“Positively not to him of Padua.”
Courtlandt laughed. “No, I can not fancy myself being particularly concerned about bambini. No, my model is Noah.”
“Noah?” dubiously.
“Yes. At the time of the flood there was only one woman in the world.”
“I am afraid that your knowledge of that event is somewhat obscured. Still, I understand.”
She lifted the wine-glass again, and then he noticed her hand. It was large, white and strong; it was not the hand of a woman who dallied, who idled in primrose paths.
“Tell me, what is it you wish? You interest me, at a moment, too, when I do not want to be interested. Are you really in trouble? Is there anything I can do ... barring the taxicab?”
She twirled the glass, uneasily. “I am not in actual need of assistance.”
“But you spoke peculiarly regarding loneliness.” “Perhaps I like the melodrama. You spoke of the Ambigu-Comique.” “You are on the stage?” “Perhaps.” “The Opera?”
“Again perhaps.”
He laughed once more, and drew his chair closer to the table. “Monsieur in other moods must have a pleasant laughter.” “I haven’t laughed from the heart in a very long time,” he said, returning to his former gravity, this time unassumed.
“And I have accomplished this amazing thing?”
“No. You followed me here. But from where?” “Followed you?” The effort to give a mocking accent to her voice was a failure. “Yes. The idea just occurred to me. There were other vacant chairs, and there was nothing inviting in my facial expression. Come, let me have the truth.”
“I have a friend who knows Flora Desimone.”
“Ah!” As if this information was a direct visitation of kindness from the gods. “Then you know where the Calabrian lives? Give me her address.” There was a minute wrinkle above the unknown’s nose ; the shadow of a frown. “She is very beautiful.” “Bah! Did she send you after me? Give me her address. I have come all the way from Burma to see Flora Desimone.”
“To see her?” She unguardedly clothed the question with contempt, but she instantly forced a smile to neutralize the effect. Concerned with her own defined conclusions, she lost the fine ironic bitterness that was in the man’s voice.
“Aye, indeed, to see her!

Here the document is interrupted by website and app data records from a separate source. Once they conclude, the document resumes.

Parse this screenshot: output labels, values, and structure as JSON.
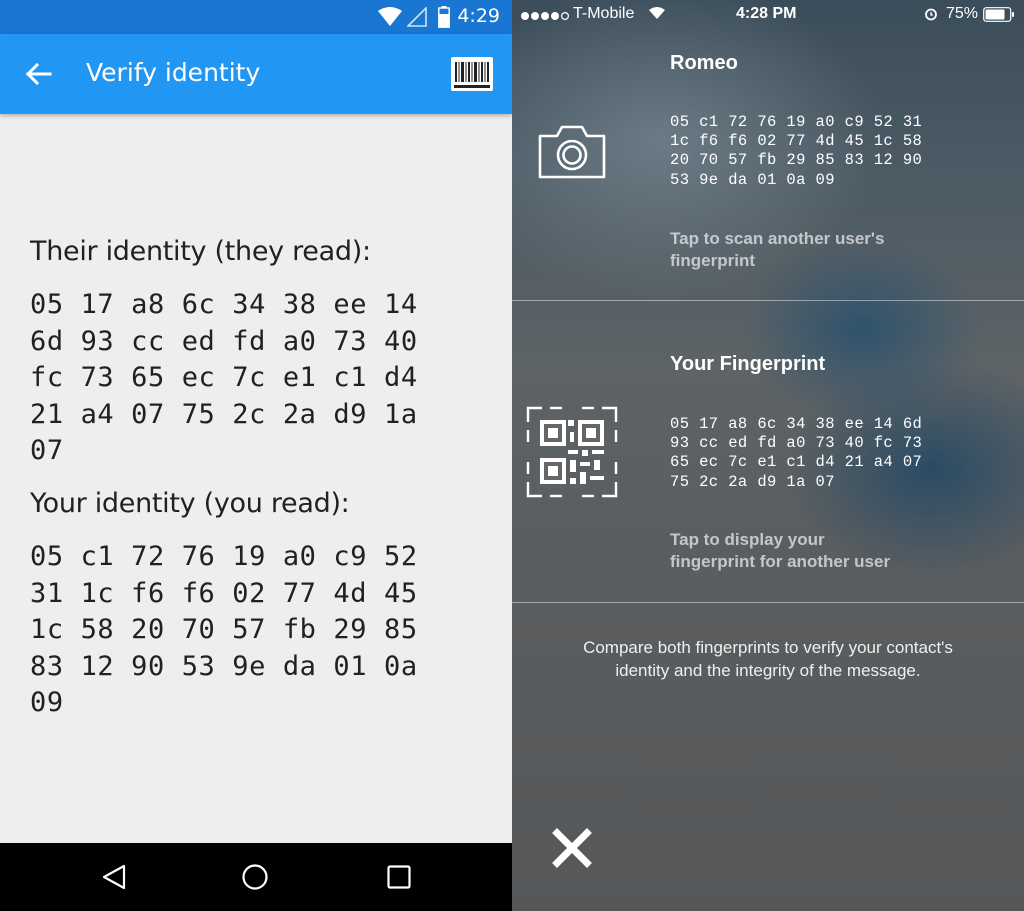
{
  "android": {
    "status_bar": {
      "time": "4:29"
    },
    "toolbar": {
      "title": "Verify identity"
    },
    "their_identity": {
      "heading": "Their identity (they read):",
      "lines": [
        "05 17 a8 6c 34 38 ee 14",
        "6d 93 cc ed fd a0 73 40",
        "fc 73 65 ec 7c e1 c1 d4",
        "21 a4 07 75 2c 2a d9 1a",
        "07"
      ]
    },
    "your_identity": {
      "heading": "Your identity (you read):",
      "lines": [
        "05 c1 72 76 19 a0 c9 52",
        "31 1c f6 f6 02 77 4d 45",
        "1c 58 20 70 57 fb 29 85",
        "83 12 90 53 9e da 01 0a",
        "09"
      ]
    },
    "nav": {
      "icons": [
        "back-triangle-icon",
        "home-circle-icon",
        "recents-square-icon"
      ]
    }
  },
  "ios": {
    "status_bar": {
      "signal_dots": "●●●●○",
      "carrier": "T-Mobile",
      "time": "4:28 PM",
      "battery_pct": "75%"
    },
    "contact": {
      "name": "Romeo",
      "lines": [
        "05 c1 72 76 19 a0 c9 52 31",
        "1c f6 f6 02 77 4d 45 1c 58",
        "20 70 57 fb 29 85 83 12 90",
        "53 9e da 01 0a 09"
      ],
      "hint_line1": "Tap to scan another user's",
      "hint_line2": "fingerprint"
    },
    "own": {
      "name": "Your Fingerprint",
      "lines": [
        "05 17 a8 6c 34 38 ee 14 6d",
        "93 cc ed fd a0 73 40 fc 73",
        "65 ec 7c e1 c1 d4 21 a4 07",
        "75 2c 2a d9 1a 07"
      ],
      "hint_line1": "Tap to display your",
      "hint_line2": "fingerprint for another user"
    },
    "compare_line1": "Compare both fingerprints to verify your contact's",
    "compare_line2": "identity and the integrity of the message."
  }
}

Beautiful as Venus, as al luring as Phryne, I want nothing so much as to see her, to look into her eyes, to hear her voice!”
“Is it jealousy? I hear the tragic note.” The certainty of her ground became as morass again. In his turn he was puzzling her.